:: GIVEN INFORMATION ::
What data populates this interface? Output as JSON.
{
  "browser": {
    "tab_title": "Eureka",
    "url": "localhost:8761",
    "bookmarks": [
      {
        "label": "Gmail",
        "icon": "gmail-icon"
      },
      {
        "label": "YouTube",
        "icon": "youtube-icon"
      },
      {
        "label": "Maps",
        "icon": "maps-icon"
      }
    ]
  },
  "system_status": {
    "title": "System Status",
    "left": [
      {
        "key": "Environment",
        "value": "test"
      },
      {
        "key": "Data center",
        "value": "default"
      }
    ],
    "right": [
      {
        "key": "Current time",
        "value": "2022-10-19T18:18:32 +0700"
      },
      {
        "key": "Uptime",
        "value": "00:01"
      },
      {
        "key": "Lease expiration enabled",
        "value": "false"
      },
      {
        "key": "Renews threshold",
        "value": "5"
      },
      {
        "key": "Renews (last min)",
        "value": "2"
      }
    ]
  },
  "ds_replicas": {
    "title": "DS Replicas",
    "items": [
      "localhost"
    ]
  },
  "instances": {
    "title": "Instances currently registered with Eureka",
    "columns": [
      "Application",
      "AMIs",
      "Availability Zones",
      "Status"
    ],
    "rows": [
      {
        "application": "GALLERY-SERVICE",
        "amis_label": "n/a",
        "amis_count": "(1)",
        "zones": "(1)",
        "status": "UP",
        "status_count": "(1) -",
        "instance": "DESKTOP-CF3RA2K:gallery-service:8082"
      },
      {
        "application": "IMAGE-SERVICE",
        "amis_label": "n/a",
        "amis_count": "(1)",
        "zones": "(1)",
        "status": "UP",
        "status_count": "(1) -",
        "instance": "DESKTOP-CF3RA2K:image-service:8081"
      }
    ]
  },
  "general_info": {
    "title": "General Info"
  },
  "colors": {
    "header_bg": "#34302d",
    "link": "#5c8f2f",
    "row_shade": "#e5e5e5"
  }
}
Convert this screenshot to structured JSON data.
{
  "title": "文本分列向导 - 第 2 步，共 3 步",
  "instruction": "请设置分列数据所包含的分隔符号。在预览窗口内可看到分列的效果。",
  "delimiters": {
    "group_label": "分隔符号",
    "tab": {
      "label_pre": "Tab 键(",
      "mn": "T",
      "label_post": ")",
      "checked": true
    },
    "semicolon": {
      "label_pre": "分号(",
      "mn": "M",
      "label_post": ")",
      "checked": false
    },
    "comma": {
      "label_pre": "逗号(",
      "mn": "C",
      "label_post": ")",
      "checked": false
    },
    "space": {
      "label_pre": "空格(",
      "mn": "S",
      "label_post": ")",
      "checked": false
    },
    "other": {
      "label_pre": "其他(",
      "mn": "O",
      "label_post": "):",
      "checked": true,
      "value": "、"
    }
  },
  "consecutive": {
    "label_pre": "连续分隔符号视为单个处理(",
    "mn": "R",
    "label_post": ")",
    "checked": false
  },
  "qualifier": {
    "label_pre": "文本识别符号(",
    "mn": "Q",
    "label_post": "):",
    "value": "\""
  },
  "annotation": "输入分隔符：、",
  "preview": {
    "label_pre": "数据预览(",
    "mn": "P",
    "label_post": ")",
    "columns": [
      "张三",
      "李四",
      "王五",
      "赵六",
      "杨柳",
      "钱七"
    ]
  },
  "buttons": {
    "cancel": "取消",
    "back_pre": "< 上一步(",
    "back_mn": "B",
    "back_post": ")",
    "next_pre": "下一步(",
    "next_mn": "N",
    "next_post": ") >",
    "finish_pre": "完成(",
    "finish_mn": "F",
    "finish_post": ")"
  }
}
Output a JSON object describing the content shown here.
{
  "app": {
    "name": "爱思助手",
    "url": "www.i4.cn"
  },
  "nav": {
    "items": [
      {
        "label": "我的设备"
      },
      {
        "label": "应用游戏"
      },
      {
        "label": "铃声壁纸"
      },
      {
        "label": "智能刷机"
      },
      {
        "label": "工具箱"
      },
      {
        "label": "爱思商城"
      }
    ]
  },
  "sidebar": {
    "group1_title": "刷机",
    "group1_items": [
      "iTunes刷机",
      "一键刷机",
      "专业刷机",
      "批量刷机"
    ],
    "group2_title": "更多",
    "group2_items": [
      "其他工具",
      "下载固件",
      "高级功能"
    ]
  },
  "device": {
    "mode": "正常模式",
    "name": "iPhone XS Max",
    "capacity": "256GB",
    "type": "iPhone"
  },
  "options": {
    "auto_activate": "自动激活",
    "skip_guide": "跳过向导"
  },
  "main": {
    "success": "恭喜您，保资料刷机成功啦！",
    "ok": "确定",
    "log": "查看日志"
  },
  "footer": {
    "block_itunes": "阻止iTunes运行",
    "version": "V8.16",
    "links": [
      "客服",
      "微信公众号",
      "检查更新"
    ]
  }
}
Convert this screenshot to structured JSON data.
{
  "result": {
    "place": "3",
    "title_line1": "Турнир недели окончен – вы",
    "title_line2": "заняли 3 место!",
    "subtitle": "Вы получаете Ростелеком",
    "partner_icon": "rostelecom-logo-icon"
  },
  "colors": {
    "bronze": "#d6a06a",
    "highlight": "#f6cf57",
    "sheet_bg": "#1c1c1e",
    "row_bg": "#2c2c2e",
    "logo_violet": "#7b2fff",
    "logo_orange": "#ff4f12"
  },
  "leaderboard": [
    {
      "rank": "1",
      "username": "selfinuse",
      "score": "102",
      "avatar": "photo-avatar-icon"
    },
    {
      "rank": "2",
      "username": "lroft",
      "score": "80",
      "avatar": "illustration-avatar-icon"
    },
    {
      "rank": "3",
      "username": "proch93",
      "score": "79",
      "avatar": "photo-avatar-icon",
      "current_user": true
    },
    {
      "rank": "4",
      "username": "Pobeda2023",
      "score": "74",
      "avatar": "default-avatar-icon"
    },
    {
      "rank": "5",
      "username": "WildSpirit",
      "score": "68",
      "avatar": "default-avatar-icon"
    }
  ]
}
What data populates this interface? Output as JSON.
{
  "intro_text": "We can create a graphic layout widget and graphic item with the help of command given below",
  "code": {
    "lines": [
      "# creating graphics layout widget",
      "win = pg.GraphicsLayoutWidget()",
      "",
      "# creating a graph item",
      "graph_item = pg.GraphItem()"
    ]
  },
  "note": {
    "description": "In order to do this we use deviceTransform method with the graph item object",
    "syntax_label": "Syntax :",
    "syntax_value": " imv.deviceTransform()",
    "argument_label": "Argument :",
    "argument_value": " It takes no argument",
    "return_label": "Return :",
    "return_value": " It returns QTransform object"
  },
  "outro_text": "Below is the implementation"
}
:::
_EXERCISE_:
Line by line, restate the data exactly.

_EXERCISE ANSWER_:
What data populates this interface? Output as JSON.
{
  "browser": {
    "tab_title": "Eureka",
    "url": "localhost:8761",
    "bookmarks": [
      {
        "label": "Gmail",
        "icon": "gmail-icon"
      },
      {
        "label": "YouTube",
        "icon": "youtube-icon"
      },
      {
        "label": "Maps",
        "icon": "maps-icon"
      }
    ]
  },
  "system_status": {
    "title": "System Status",
    "left": [
      {
        "key": "Environment",
        "value": "test"
      },
      {
        "key": "Data center",
        "value": "default"
      }
    ],
    "right": [
      {
        "key": "Current time",
        "value": "2022-10-19T18:18:32 +0700"
      },
      {
        "key": "Uptime",
        "value": "00:01"
      },
      {
        "key": "Lease expiration enabled",
        "value": "false"
      },
      {
        "key": "Renews threshold",
        "value": "5"
      },
      {
        "key": "Renews (last min)",
        "value": "2"
      }
    ]
  },
  "ds_replicas": {
    "title": "DS Replicas",
    "items": [
      "localhost"
    ]
  },
  "instances": {
    "title": "Instances currently registered with Eureka",
    "columns": [
      "Application",
      "AMIs",
      "Availability Zones",
      "Status"
    ],
    "rows": [
      {
        "application": "GALLERY-SERVICE",
        "amis_label": "n/a",
        "amis_count": "(1)",
        "zones": "(1)",
        "status": "UP",
        "status_count": "(1) -",
        "instance": "DESKTOP-CF3RA2K:gallery-service:8082"
      },
      {
        "application": "IMAGE-SERVICE",
        "amis_label": "n/a",
        "amis_count": "(1)",
        "zones": "(1)",
        "status": "UP",
        "status_count": "(1) -",
        "instance": "DESKTOP-CF3RA2K:image-service:8081"
      }
    ]
  },
  "general_info": {
    "title": "General Info"
  },
  "colors": {
    "header_bg": "#34302d",
    "link": "#5c8f2f",
    "row_shade": "#e5e5e5"
  }
}
Convert this screenshot to structured JSON data.
{
  "title": "文本分列向导 - 第 2 步，共 3 步",
  "instruction": "请设置分列数据所包含的分隔符号。在预览窗口内可看到分列的效果。",
  "delimiters": {
    "group_label": "分隔符号",
    "tab": {
      "label_pre": "Tab 键(",
      "mn": "T",
      "label_post": ")",
      "checked": true
    },
    "semicolon": {
      "label_pre": "分号(",
      "mn": "M",
      "label_post": ")",
      "checked": false
    },
    "comma": {
      "label_pre": "逗号(",
      "mn": "C",
      "label_post": ")",
      "checked": false
    },
    "space": {
      "label_pre": "空格(",
      "mn": "S",
      "label_post": ")",
      "checked": false
    },
    "other": {
      "label_pre": "其他(",
      "mn": "O",
      "label_post": "):",
      "checked": true,
      "value": "、"
    }
  },
  "consecutive": {
    "label_pre": "连续分隔符号视为单个处理(",
    "mn": "R",
    "label_post": ")",
    "checked": false
  },
  "qualifier": {
    "label_pre": "文本识别符号(",
    "mn": "Q",
    "label_post": "):",
    "value": "\""
  },
  "annotation": "输入分隔符：、",
  "preview": {
    "label_pre": "数据预览(",
    "mn": "P",
    "label_post": ")",
    "columns": [
      "张三",
      "李四",
      "王五",
      "赵六",
      "杨柳",
      "钱七"
    ]
  },
  "buttons": {
    "cancel": "取消",
    "back_pre": "< 上一步(",
    "back_mn": "B",
    "back_post": ")",
    "next_pre": "下一步(",
    "next_mn": "N",
    "next_post": ") >",
    "finish_pre": "完成(",
    "finish_mn": "F",
    "finish_post": ")"
  }
}
Output a JSON object describing the content shown here.
{
  "app": {
    "name": "爱思助手",
    "url": "www.i4.cn"
  },
  "nav": {
    "items": [
      {
        "label": "我的设备"
      },
      {
        "label": "应用游戏"
      },
      {
        "label": "铃声壁纸"
      },
      {
        "label": "智能刷机"
      },
      {
        "label": "工具箱"
      },
      {
        "label": "爱思商城"
      }
    ]
  },
  "sidebar": {
    "group1_title": "刷机",
    "group1_items": [
      "iTunes刷机",
      "一键刷机",
      "专业刷机",
      "批量刷机"
    ],
    "group2_title": "更多",
    "group2_items": [
      "其他工具",
      "下载固件",
      "高级功能"
    ]
  },
  "device": {
    "mode": "正常模式",
    "name": "iPhone XS Max",
    "capacity": "256GB",
    "type": "iPhone"
  },
  "options": {
    "auto_activate": "自动激活",
    "skip_guide": "跳过向导"
  },
  "main": {
    "success": "恭喜您，保资料刷机成功啦！",
    "ok": "确定",
    "log": "查看日志"
  },
  "footer": {
    "block_itunes": "阻止iTunes运行",
    "version": "V8.16",
    "links": [
      "客服",
      "微信公众号",
      "检查更新"
    ]
  }
}
Convert this screenshot to structured JSON data.
{
  "result": {
    "place": "3",
    "title_line1": "Турнир недели окончен – вы",
    "title_line2": "заняли 3 место!",
    "subtitle": "Вы получаете Ростелеком",
    "partner_icon": "rostelecom-logo-icon"
  },
  "colors": {
    "bronze": "#d6a06a",
    "highlight": "#f6cf57",
    "sheet_bg": "#1c1c1e",
    "row_bg": "#2c2c2e",
    "logo_violet": "#7b2fff",
    "logo_orange": "#ff4f12"
  },
  "leaderboard": [
    {
      "rank": "1",
      "username": "selfinuse",
      "score": "102",
      "avatar": "photo-avatar-icon"
    },
    {
      "rank": "2",
      "username": "lroft",
      "score": "80",
      "avatar": "illustration-avatar-icon"
    },
    {
      "rank": "3",
      "username": "proch93",
      "score": "79",
      "avatar": "photo-avatar-icon",
      "current_user": true
    },
    {
      "rank": "4",
      "username": "Pobeda2023",
      "score": "74",
      "avatar": "default-avatar-icon"
    },
    {
      "rank": "5",
      "username": "WildSpirit",
      "score": "68",
      "avatar": "default-avatar-icon"
    }
  ]
}
What data populates this interface? Output as JSON.
{
  "intro_text": "We can create a graphic layout widget and graphic item with the help of command given below",
  "code": {
    "lines": [
      "# creating graphics layout widget",
      "win = pg.GraphicsLayoutWidget()",
      "",
      "# creating a graph item",
      "graph_item = pg.GraphItem()"
    ]
  },
  "note": {
    "description": "In order to do this we use deviceTransform method with the graph item object",
    "syntax_label": "Syntax :",
    "syntax_value": " imv.deviceTransform()",
    "argument_label": "Argument :",
    "argument_value": " It takes no argument",
    "return_label": "Return :",
    "return_value": " It returns QTransform object"
  },
  "outro_text": "Below is the implementation"
}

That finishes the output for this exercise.